If only he'd been shot before he could form Zwan.
Zombies on the brain. Watching another zombie movie, we try to pinpoint just what it is about zombies that continue to fascinate. As a metaphor, their brains (braaaaaaaaaiiiiiiiiins!) are a blank slate for whatever there is to project upon them, be it director or audience. Depending on the flick --or in the case of George Romero (looking oh so Robert Wyatt as he appears in Dawn of the Dead) which scene-- zombies represent consumer consumption, capitalism, fascism, Red China, anarchy, humanity as a virus.

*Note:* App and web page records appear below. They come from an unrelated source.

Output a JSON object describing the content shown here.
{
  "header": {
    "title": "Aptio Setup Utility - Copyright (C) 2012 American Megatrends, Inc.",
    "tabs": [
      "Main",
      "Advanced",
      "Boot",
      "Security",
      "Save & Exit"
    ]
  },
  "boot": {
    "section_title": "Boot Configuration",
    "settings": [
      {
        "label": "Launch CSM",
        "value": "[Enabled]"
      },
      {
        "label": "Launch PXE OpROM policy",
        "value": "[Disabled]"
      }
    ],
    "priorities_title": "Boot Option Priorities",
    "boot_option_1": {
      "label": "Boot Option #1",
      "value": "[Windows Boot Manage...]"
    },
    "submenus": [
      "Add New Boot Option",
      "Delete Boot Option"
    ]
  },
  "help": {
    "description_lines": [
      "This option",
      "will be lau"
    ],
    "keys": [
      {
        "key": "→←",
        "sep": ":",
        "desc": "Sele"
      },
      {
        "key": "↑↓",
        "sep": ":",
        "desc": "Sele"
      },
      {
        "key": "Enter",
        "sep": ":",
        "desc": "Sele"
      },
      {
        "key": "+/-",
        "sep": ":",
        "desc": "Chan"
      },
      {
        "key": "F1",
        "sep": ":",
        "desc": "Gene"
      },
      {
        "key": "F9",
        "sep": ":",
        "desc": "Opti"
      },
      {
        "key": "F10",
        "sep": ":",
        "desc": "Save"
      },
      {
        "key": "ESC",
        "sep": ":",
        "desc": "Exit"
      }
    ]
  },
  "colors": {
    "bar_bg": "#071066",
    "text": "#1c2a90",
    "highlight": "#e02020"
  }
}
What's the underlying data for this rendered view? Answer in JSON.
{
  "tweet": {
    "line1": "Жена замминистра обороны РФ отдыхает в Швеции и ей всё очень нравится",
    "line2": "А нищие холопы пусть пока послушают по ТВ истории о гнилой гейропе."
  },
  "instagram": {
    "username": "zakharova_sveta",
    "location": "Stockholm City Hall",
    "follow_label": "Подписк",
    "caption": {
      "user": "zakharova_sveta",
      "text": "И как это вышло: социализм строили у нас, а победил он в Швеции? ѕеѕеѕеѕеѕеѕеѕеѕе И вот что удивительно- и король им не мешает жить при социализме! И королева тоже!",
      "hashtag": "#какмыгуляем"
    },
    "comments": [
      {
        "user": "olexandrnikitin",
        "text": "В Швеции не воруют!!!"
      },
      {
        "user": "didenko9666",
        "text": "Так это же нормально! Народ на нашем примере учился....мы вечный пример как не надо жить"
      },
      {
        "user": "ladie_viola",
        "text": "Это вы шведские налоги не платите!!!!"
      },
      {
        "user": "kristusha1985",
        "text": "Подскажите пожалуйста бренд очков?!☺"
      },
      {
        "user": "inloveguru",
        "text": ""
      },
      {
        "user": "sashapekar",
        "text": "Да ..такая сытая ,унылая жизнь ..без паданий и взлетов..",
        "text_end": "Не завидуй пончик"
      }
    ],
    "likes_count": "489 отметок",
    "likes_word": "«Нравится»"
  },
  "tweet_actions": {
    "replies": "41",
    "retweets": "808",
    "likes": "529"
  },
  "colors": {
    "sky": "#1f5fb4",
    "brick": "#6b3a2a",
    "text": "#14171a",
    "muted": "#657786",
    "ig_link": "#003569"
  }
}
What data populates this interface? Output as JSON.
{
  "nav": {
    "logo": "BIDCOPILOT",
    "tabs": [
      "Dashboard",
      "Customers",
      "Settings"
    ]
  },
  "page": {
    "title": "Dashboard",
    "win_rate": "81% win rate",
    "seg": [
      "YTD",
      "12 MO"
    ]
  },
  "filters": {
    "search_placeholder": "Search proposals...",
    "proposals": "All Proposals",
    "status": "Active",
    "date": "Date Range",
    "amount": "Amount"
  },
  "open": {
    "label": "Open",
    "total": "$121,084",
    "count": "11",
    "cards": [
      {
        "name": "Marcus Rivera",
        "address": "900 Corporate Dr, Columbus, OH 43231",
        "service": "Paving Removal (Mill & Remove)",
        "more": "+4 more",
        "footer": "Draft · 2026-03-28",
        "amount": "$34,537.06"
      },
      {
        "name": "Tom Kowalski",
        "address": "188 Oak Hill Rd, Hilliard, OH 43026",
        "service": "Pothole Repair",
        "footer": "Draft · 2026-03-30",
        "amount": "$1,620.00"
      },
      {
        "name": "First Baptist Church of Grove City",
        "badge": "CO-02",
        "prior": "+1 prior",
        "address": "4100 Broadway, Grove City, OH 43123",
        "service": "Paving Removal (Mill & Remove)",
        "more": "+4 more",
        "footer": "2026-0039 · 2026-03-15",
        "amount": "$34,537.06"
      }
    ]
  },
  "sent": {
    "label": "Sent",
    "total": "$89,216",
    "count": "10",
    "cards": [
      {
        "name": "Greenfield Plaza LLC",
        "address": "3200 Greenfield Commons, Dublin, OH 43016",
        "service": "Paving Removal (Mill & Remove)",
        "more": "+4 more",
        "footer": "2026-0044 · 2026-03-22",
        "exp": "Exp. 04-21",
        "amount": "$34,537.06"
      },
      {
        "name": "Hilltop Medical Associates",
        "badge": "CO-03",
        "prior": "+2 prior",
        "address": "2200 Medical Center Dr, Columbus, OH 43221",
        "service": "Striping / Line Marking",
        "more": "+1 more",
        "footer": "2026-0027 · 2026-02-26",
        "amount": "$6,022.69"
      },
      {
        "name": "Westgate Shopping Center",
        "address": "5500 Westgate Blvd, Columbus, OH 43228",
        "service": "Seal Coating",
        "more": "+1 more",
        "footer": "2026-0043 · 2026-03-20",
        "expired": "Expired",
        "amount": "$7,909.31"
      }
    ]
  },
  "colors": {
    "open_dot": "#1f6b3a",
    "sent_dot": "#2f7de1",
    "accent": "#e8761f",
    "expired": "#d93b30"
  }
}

The first word to come to my mind is the inevitablility of them, but with their stagger, they also embody fate, the rot and obsolescence that's built-into every mortal coil. It's a reminder that the body is mere motor, the ever-humming base of all urges and hunger. But maybe zombiedom is a pure state of being, a Nirvana where no thought, no brain (braaaaaaaaaaaiiiiiin!) disturbs the calm waters of death.
Zombies can cover for slovenly make-up, impoverished costume designers, sprained or broken ankles that may take place mid-scene, and of course, it hides bad acting. Really fat zombies never have shirts; they also never have enough undead body paint in the make-up trailer for their hairy backs and bellies either. In Dawn of the Dead, we get nun zombies, Hari Krishna zombies, zombies of all decaying skin colors. Zombies rock hipster beards, lumberjack plaids, polyester, and they're all walking around in the mall, at one with the mannequins. Revealing the zombie to be an everyman, the great proletariat, maybe what entices is the fact that zombies embody true brotherhood, that anyone can be a zombie. Will be a zombie.
Evoked by the unseen primal drums that pound and open up the earth itself, its tribal base is hinted at in Fulci's Zombi, yet the zombie lovers in Paul Morrisey's Flesh for Frankenstein are technological monstrosities on the cutting edge of science (and madness). In computer security, zombies walk right through firewalls. They got the numbers. The pinnacle of absolute horror in any zombie film is when a single one is upon you, those flesh-rending chompers coated with that zombie bacteria on their maggoty blue lips. Descending from above (or else arising from the earth and floorboards), the intimacy between living and dead is finally consummated with that kiss.